Your assignment
Write out the data that follows. Keep every character unchanged.
* * * * *
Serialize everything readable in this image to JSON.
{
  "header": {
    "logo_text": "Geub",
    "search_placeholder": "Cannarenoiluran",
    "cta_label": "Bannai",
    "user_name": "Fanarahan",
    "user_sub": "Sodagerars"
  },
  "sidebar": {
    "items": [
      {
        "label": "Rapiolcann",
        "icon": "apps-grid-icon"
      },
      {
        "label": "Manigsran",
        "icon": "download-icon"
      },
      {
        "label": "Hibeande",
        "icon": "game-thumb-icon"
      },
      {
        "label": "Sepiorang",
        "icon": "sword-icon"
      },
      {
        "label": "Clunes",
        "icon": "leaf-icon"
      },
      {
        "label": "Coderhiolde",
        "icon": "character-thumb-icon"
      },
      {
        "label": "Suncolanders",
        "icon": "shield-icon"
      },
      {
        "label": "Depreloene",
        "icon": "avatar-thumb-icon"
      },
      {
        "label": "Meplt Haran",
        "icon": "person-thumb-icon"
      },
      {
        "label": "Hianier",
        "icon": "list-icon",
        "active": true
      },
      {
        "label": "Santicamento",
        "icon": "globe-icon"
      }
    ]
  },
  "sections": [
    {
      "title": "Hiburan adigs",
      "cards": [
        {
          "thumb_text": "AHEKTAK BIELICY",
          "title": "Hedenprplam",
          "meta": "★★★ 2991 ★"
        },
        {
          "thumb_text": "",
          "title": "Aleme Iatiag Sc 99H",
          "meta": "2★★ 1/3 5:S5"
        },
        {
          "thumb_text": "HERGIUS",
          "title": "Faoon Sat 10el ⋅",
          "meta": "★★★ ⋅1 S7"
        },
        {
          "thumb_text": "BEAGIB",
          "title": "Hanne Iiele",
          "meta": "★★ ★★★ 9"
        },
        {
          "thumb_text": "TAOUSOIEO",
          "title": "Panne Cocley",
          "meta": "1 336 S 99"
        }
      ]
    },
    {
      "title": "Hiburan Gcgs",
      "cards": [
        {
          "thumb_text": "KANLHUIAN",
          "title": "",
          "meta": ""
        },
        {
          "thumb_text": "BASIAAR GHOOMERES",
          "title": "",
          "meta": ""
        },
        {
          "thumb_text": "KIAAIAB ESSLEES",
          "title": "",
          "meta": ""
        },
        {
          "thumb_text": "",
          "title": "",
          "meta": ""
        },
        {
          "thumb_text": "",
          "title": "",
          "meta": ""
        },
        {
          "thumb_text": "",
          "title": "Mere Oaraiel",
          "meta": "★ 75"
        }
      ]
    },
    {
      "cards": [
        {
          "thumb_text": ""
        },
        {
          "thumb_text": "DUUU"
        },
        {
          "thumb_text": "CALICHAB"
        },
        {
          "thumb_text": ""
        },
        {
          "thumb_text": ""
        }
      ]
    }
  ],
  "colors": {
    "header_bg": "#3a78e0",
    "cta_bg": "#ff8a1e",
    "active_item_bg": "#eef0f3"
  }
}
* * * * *
Response
Serialize everything readable in this image to JSON.
{
  "header": {
    "logo_text": "Geub",
    "search_placeholder": "Cannarenoiluran",
    "cta_label": "Bannai",
    "user_name": "Fanarahan",
    "user_sub": "Sodagerars"
  },
  "sidebar": {
    "items": [
      {
        "label": "Rapiolcann",
        "icon": "apps-grid-icon"
      },
      {
        "label": "Manigsran",
        "icon": "download-icon"
      },
      {
        "label": "Hibeande",
        "icon": "game-thumb-icon"
      },
      {
        "label": "Sepiorang",
        "icon": "sword-icon"
      },
      {
        "label": "Clunes",
        "icon": "leaf-icon"
      },
      {
        "label": "Coderhiolde",
        "icon": "character-thumb-icon"
      },
      {
        "label": "Suncolanders",
        "icon": "shield-icon"
      },
      {
        "label": "Depreloene",
        "icon": "avatar-thumb-icon"
      },
      {
        "label": "Meplt Haran",
        "icon": "person-thumb-icon"
      },
      {
        "label": "Hianier",
        "icon": "list-icon",
        "active": true
      },
      {
        "label": "Santicamento",
        "icon": "globe-icon"
      }
    ]
  },
  "sections": [
    {
      "title": "Hiburan adigs",
      "cards": [
        {
          "thumb_text": "AHEKTAK BIELICY",
          "title": "Hedenprplam",
          "meta": "★★★ 2991 ★"
        },
        {
          "thumb_text": "",
          "title": "Aleme Iatiag Sc 99H",
          "meta": "2★★ 1/3 5:S5"
        },
        {
          "thumb_text": "HERGIUS",
          "title": "Faoon Sat 10el ⋅",
          "meta": "★★★ ⋅1 S7"
        },
        {
          "thumb_text": "BEAGIB",
          "title": "Hanne Iiele",
          "meta": "★★ ★★★ 9"
        },
        {
          "thumb_text": "TAOUSOIEO",
          "title": "Panne Cocley",
          "meta": "1 336 S 99"
        }
      ]
    },
    {
      "title": "Hiburan Gcgs",
      "cards": [
        {
          "thumb_text": "KANLHUIAN",
          "title": "",
          "meta": ""
        },
        {
          "thumb_text": "BASIAAR GHOOMERES",
          "title": "",
          "meta": ""
        },
        {
          "thumb_text": "KIAAIAB ESSLEES",
          "title": "",
          "meta": ""
        },
        {
          "thumb_text": "",
          "title": "",
          "meta": ""
        },
        {
          "thumb_text": "",
          "title": "",
          "meta": ""
        },
        {
          "thumb_text": "",
          "title": "Mere Oaraiel",
          "meta": "★ 75"
        }
      ]
    },
    {
      "cards": [
        {
          "thumb_text": ""
        },
        {
          "thumb_text": "DUUU"
        },
        {
          "thumb_text": "CALICHAB"
        },
        {
          "thumb_text": ""
        },
        {
          "thumb_text": ""
        }
      ]
    }
  ],
  "colors": {
    "header_bg": "#3a78e0",
    "cta_bg": "#ff8a1e",
    "active_item_bg": "#eef0f3"
  }
}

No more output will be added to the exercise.